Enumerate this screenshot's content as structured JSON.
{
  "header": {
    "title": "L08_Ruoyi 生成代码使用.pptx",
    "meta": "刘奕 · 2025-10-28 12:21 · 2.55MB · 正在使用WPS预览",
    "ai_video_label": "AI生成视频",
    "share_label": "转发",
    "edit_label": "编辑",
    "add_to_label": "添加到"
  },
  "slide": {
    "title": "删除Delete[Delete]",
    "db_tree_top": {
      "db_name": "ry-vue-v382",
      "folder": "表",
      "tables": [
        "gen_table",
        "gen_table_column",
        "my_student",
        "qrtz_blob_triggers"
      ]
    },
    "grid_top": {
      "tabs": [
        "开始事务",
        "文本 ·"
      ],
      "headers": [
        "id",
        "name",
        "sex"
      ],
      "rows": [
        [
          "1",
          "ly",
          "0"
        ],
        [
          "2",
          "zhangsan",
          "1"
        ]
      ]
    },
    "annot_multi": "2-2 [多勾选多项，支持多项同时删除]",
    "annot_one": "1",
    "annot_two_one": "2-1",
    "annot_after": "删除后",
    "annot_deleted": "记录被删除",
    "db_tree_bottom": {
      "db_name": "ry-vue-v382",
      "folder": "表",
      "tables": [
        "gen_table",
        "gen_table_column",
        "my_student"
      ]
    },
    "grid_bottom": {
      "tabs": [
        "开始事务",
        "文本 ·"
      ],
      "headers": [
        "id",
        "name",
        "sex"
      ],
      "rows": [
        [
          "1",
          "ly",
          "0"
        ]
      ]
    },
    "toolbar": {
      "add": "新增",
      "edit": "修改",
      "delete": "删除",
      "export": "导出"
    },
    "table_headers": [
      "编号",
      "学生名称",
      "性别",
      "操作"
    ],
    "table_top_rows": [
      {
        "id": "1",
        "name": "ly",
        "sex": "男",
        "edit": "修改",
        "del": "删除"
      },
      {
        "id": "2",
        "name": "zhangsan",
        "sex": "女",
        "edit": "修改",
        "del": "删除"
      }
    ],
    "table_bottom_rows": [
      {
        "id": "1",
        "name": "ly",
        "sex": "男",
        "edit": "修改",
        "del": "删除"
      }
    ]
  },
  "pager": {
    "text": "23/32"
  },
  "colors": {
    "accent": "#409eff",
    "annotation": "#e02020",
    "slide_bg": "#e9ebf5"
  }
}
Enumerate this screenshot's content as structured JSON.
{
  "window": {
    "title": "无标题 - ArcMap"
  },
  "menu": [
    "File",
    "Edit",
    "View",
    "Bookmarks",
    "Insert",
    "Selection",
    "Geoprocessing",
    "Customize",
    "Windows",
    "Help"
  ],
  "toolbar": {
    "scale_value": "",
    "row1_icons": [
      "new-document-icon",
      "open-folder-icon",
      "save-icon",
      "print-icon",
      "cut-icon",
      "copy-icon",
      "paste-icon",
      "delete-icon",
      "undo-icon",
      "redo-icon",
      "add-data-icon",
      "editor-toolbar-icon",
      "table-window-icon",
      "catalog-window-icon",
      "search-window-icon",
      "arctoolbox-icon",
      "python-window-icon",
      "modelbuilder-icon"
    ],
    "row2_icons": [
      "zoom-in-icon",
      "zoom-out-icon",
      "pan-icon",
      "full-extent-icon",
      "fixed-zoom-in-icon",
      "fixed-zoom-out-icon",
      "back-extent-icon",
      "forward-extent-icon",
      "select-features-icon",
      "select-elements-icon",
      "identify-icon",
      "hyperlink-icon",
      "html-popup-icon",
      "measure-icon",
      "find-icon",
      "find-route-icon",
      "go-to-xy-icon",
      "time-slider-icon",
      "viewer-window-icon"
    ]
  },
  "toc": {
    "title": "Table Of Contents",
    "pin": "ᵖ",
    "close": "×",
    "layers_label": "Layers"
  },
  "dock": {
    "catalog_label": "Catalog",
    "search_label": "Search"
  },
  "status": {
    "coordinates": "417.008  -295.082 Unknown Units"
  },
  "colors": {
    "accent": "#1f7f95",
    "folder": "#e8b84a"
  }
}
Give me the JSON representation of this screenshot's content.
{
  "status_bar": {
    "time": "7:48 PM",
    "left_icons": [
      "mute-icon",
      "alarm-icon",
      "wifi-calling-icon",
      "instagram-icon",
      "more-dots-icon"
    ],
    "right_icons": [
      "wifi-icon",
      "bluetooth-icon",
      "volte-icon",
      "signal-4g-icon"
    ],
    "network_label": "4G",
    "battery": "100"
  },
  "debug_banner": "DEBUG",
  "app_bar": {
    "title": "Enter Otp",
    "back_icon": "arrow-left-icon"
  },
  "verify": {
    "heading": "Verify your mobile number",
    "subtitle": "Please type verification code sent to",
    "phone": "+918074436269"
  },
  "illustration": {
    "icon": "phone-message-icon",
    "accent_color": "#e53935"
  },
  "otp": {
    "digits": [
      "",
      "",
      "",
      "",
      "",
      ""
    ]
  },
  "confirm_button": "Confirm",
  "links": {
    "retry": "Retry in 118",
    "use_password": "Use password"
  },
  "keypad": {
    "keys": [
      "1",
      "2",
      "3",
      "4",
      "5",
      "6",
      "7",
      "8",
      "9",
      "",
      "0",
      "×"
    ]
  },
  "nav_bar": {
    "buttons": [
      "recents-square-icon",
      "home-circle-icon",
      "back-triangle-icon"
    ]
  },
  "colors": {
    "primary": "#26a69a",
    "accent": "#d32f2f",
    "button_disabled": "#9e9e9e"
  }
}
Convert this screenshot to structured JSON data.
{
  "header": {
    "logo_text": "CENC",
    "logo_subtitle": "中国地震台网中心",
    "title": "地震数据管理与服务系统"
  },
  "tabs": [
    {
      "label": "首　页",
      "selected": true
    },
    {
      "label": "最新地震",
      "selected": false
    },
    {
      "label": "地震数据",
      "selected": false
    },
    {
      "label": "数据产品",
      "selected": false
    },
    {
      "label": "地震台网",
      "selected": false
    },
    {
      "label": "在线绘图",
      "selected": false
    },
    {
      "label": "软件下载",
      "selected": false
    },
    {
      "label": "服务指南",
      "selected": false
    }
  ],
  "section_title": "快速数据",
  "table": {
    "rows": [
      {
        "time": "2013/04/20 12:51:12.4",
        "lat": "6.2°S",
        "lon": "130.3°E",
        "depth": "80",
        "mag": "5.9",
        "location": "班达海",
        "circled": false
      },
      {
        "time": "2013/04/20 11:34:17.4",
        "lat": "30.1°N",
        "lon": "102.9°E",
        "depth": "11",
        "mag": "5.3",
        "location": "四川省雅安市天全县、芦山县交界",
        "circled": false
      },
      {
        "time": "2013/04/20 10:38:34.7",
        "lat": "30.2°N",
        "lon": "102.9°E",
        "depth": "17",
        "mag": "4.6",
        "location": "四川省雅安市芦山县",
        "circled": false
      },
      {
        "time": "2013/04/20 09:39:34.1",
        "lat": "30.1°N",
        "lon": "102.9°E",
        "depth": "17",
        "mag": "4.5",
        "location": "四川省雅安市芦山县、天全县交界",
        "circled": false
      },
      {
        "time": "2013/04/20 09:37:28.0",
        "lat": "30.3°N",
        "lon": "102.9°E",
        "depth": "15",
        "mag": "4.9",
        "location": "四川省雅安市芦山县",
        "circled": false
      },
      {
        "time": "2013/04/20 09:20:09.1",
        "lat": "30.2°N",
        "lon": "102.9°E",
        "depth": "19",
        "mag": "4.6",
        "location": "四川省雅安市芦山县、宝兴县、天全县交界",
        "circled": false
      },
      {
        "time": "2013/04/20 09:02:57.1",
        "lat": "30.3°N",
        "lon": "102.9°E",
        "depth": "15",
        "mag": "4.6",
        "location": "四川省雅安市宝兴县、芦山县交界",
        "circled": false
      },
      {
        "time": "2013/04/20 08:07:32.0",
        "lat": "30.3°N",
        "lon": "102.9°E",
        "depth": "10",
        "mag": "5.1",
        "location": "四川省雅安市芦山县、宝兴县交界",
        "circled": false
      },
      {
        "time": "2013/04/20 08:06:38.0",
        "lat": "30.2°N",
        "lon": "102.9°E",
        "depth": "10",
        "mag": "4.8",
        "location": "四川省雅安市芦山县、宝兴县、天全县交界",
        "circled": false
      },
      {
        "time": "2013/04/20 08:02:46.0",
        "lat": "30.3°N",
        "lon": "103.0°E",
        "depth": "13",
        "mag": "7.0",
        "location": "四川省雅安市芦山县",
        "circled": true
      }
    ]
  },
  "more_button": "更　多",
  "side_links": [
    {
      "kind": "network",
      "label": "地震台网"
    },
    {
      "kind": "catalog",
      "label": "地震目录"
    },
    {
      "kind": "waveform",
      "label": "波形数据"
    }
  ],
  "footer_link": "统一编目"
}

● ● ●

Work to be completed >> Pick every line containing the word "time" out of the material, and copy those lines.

Answer space >>
      "time-slider-icon",
    "time": "7:48 PM",
        "time": "2013/04/20 12:51:12.4",
        "time": "2013/04/20 11:34:17.4",
        "time": "2013/04/20 10:38:34.7",
        "time": "2013/04/20 09:39:34.1",
        "time": "2013/04/20 09:37:28.0",
        "time": "2013/04/20 09:20:09.1",
        "time": "2013/04/20 09:02:57.1",
        "time": "2013/04/20 08:07:32.0",
        "time": "2013/04/20 08:06:38.0",
        "time": "2013/04/20 08:02:46.0",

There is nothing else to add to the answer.